--- Material shown ---
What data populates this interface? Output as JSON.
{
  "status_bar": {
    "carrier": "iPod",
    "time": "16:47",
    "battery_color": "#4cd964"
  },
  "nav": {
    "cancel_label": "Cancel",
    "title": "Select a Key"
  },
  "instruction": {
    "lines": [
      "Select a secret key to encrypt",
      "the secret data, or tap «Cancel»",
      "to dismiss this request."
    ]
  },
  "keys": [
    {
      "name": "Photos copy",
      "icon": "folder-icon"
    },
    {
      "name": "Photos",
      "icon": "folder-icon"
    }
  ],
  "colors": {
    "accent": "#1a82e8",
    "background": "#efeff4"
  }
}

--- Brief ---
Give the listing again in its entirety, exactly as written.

--- Answer below ---
What data populates this interface? Output as JSON.
{
  "status_bar": {
    "carrier": "iPod",
    "time": "16:47",
    "battery_color": "#4cd964"
  },
  "nav": {
    "cancel_label": "Cancel",
    "title": "Select a Key"
  },
  "instruction": {
    "lines": [
      "Select a secret key to encrypt",
      "the secret data, or tap «Cancel»",
      "to dismiss this request."
    ]
  },
  "keys": [
    {
      "name": "Photos copy",
      "icon": "folder-icon"
    },
    {
      "name": "Photos",
      "icon": "folder-icon"
    }
  ],
  "colors": {
    "accent": "#1a82e8",
    "background": "#efeff4"
  }
}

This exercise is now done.